The five years of lower secondary education concludes with a
Secondary School Certificate (SSC) Examination. Students who
pass this examination proceed to two years of Higher
Secondary or intermediate training, which culminate in a
Higher Secondary Certificate (HSC) Examination.
Education is mainly offered in Bangla, but English is also
commonly taught and used. A large number of Muslim families
send their children to attend part-time courses or even to
pursue full-time religious education, which is imparted in
Arabic in madrasahs.
Bangladesh conforms fully to the
Education For All (EFA) objectives, the
Millennium Development Goals (MDG) and international
declarations. Article 17 of the
Bangladesh Constitution provides that all children
between the ages of six and ten years receive a basic
education free of charge.
Universities in Bangladesh are mainly categorized into
three different types Public university (government owned
and subsidized), Private University (private sector owned
universities), and International University (operated and
funded by international organizations )
Bangladesh has 30 public universities where
National University is the Largest one and
University of Dhaka, established in 1921, is the oldest
university of the country. Bangladeshi universities are
affiliated with the
University Grants Commission (UGC), a commission created
according to the Presidential Order (P.O. No 10 of 1973) of
the Government of the

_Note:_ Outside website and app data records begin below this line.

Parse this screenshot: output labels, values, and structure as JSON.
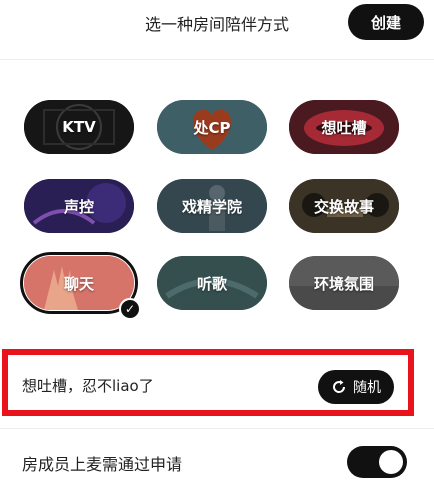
{
  "header": {
    "title": "选一种房间陪伴方式",
    "create_label": "创建"
  },
  "modes": [
    {
      "label": "KTV",
      "selected": false
    },
    {
      "label": "处CP",
      "selected": false
    },
    {
      "label": "想吐槽",
      "selected": false
    },
    {
      "label": "声控",
      "selected": false
    },
    {
      "label": "戏精学院",
      "selected": false
    },
    {
      "label": "交换故事",
      "selected": false
    },
    {
      "label": "聊天",
      "selected": true
    },
    {
      "label": "听歌",
      "selected": false
    },
    {
      "label": "环境氛围",
      "selected": false
    }
  ],
  "topic": {
    "text": "想吐槽，忍不liao了",
    "random_label": "随机"
  },
  "settings": {
    "approve_label": "房成员上麦需通过申请",
    "approve_enabled": true
  },
  "colors": {
    "accent": "#111111",
    "highlight_border": "#e8131b"
  }
}
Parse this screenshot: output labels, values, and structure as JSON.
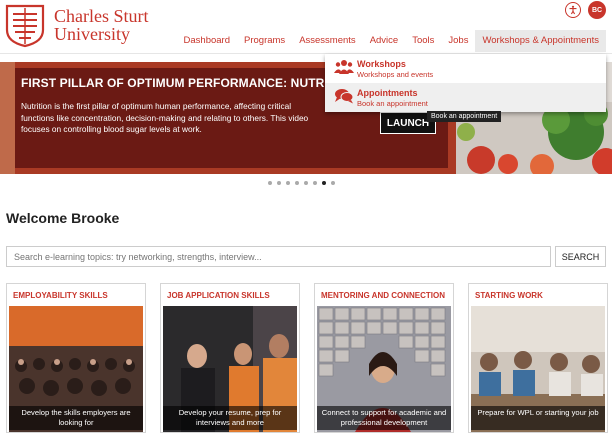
{
  "brand": {
    "line1": "Charles Sturt",
    "line2": "University",
    "color": "#c8352b"
  },
  "user": {
    "initials": "BC"
  },
  "nav": {
    "items": [
      "Dashboard",
      "Programs",
      "Assessments",
      "Advice",
      "Tools",
      "Jobs",
      "Workshops & Appointments"
    ]
  },
  "hero": {
    "title": "FIRST PILLAR OF OPTIMUM PERFORMANCE: NUTRITION",
    "body": "Nutrition is the first pillar of optimum human performance, affecting critical functions like concentration, decision-making and relating to others. This video focuses on controlling blood sugar levels at work.",
    "launch": "LAUNCH"
  },
  "dropdown": {
    "items": [
      {
        "title": "Workshops",
        "subtitle": "Workshops and events",
        "icon": "group-icon"
      },
      {
        "title": "Appointments",
        "subtitle": "Book an appointment",
        "icon": "chat-icon"
      }
    ],
    "tooltip": "Book an appointment"
  },
  "carousel": {
    "count": 8,
    "active_index": 6
  },
  "welcome": "Welcome Brooke",
  "search": {
    "placeholder": "Search e-learning topics: try networking, strengths, interview...",
    "button": "SEARCH"
  },
  "cards": [
    {
      "title": "EMPLOYABILITY SKILLS",
      "caption": "Develop the skills employers are looking for"
    },
    {
      "title": "JOB APPLICATION SKILLS",
      "caption": "Develop your resume, prep for interviews and more"
    },
    {
      "title": "MENTORING AND CONNECTION",
      "caption": "Connect to support for academic and professional development"
    },
    {
      "title": "STARTING WORK",
      "caption": "Prepare for WPL or starting your job"
    }
  ]
}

People's Republic of Bangladesh.
Cricket enjoys a passionate following in Bangladesh and
it is the most popular sport followed by
football (soccer). The
national cricket team participated in their first
World Cup in 1999, and the following year was granted
Test cricket status. But they have struggled to date,
recording only three
Test match victories,one against
Zimbabwe in 2005 and the other two in a series win of
2-0 against the
West Indies in 2009.
In July, 2010, they celebrated their first ever win over
England in any form of match. Later in 2010,they managed
New Zealand for the first time in history. In 2011,
Bangladesh is going to host the
ICC Cricket World Cup 2011 jointly with
In Asiad 2010 in Guangzhou they defeated Afghanistan to
claim Gold Medal in the first ever cricket tournament held
in Asian Games.
Hadudu (Kabaddi) is the national sport of Bangladesh.
Other popular sports include
Bangladesh Sports Control Board regulates twenty-nine
different sporting federations.